The router might just be the most versatile woodworking power tool there is and it's a great first tool for beginner woodworkers. When set up properly and safely handled, a router can do everything from cutting joinery to shaping parts. Just be sure you understand the basic safety procedures and read the tool's manual if you're new to using a router.
Right now, Beginning Woodworker Self, your definition of "scrap" is a shim or a 1" piece of end grain. But "scrap" means something else to lumber yard owners and purveyors of fine hard woods, like 2' lengths of thick mahogany and 8"x6" chunks of black walnut. One day, your friend Peter, who already knows how to ask for scrap, will go to a local lumber company and ask if he can buy some. The owner will tell your friend that he can take as much scrap as he can carry in his car for $100. Peter drives a VW bus, and will have the rafters of his garage filled with multi-foot lengths of cherry, mahogany, black walnut, maple, and poplar for many years to come. Ask for scrap.
We have a small dining room area in our farmhouse that is separate from the living room and kitchen. The area is much smaller in space than our last house. I was little confused that our typical rectangular farmhouse table was not going to cut it. So, I walked in I came to know that we needed to build a round dining table. So, I searched for a plan design idea and build a very own round farmhouse dining table. I was an amazing DIY plan, I just love it!
Making a garden arched footbridge out of some wood boards can be fun, hard working plan and also it’s quite rewarding.
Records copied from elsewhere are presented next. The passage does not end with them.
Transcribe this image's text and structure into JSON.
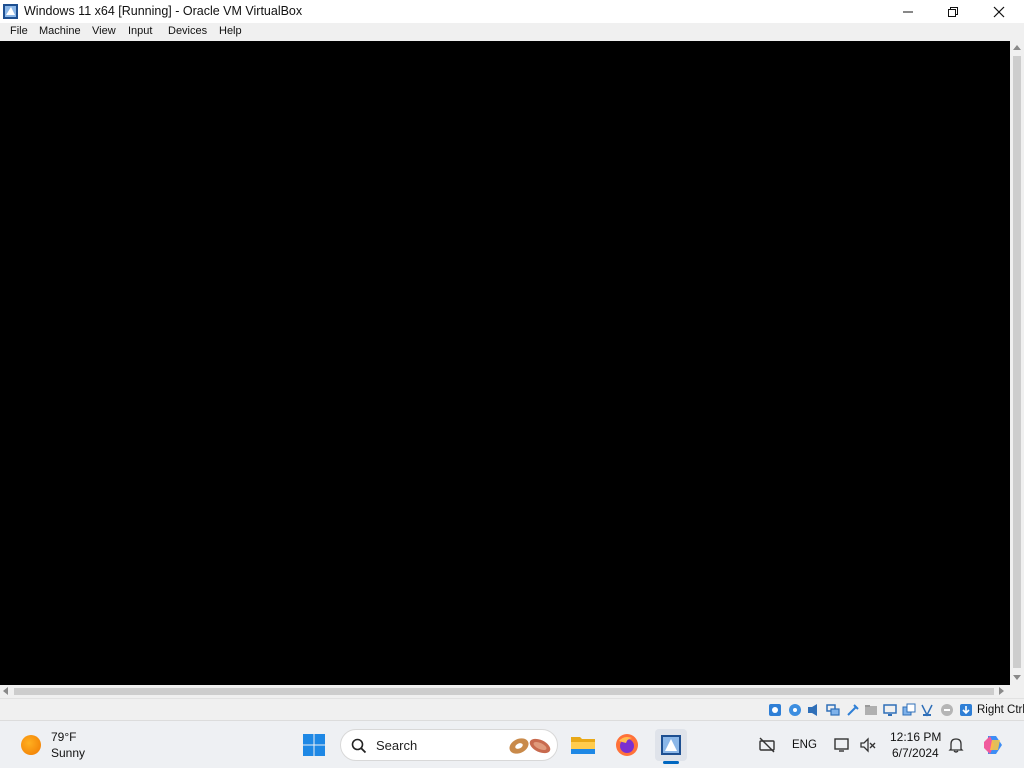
{
  "window": {
    "title": "Windows 11 x64 [Running] - Oracle VM VirtualBox",
    "controls": {
      "minimize": "minimize-icon",
      "maximize": "restore-icon",
      "close": "close-icon"
    }
  },
  "menu": {
    "items": [
      {
        "label": "File"
      },
      {
        "label": "Machine"
      },
      {
        "label": "View"
      },
      {
        "label": "Input"
      },
      {
        "label": "Devices"
      },
      {
        "label": "Help"
      }
    ]
  },
  "statusbar": {
    "icons": [
      "hard-disk-icon",
      "optical-drive-icon",
      "audio-icon",
      "network-icon",
      "usb-icon",
      "shared-folders-icon",
      "display-icon",
      "recording-icon",
      "cpu-icon",
      "mouse-integration-icon",
      "keyboard-icon"
    ],
    "host_key": "Right Ctrl"
  },
  "taskbar": {
    "weather": {
      "temp": "79°F",
      "condition": "Sunny"
    },
    "search": {
      "label": "Search"
    },
    "apps": [
      "file-explorer-icon",
      "firefox-icon",
      "virtualbox-icon"
    ],
    "tray": {
      "lang": "ENG",
      "time": "12:16 PM",
      "date": "6/7/2024"
    }
  },
  "colors": {
    "vm_background": "#000000",
    "taskbar": "#eef0f3",
    "accent": "#0067c0"
  }
}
We are providing the project tutorial for how to build an arched footbridge without rails or having rails. If you take your hands of work and have some basic woodworking skills you can easily build this type of bridge. While this garden bridge is too small to walk over but it can make a really stunning addition to your lush yard or garden.
If you are searching any gift for your loved one this decoration piece is the ideal one. You can decorate it on the wall and with its good look your lounge would look great. If you are giving a gift to your family members they would surely admire you and like this gift very much. This running deer is creating an outstanding impression on the people and they tend to have it on the wall of their lounge. It would fit best in the lobby too. I am sharing some of the pictures of this dear; just have a look at these pictures.
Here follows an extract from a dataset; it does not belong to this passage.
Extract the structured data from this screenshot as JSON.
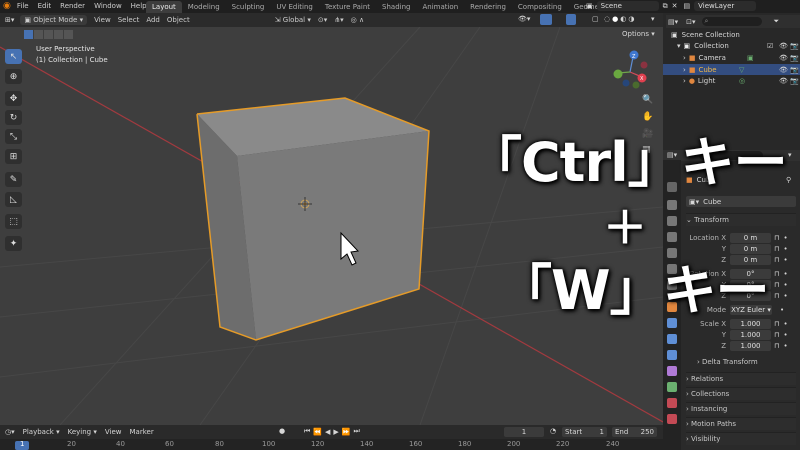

Great story and not at all boring. I found a belt sander can be used cross grain to flatten things out. A straight edge and pencil to mark high spots, and more sanding - keep the sander moving always and repeat as necessary. It is possible to get things amazingly flat this way. I'll do that and follow up with a light dusting of blue chalk line chalk in an old sock to highlight the scratches. Progressively smaller grits and sanding with the grain and chalk in between. When no more scratches show with the blue chalk it should be getting pretty smooth. In automotive work this would be called a "dry guide coat". Same idea, similar (but different) product.
After we got all our aggression out on the table, I applied a coat of Minwax pre-stain wood conditioner followed by a custom stain I came up with. I’ve purchased several “gray” stains that are supposed to give the wood a weathered, rustic look, but no matter how many coats I add, the gray barely colors the wood at all. I wanted the table to still be light enough to show all the wood grain, but have that old, weathered look to it, and this is the perfect mix I came up with:
Now you have the knowledge of creating your dream farmhouse table of your choice. With 53 DIY Farmhouse Table Plans, consider choosing anyone which you like. Even if you are not an expert at carpentry, you can select from the simple designs that are equally stylish. If you are great at woodworking, you can consider the projects which require some expertise.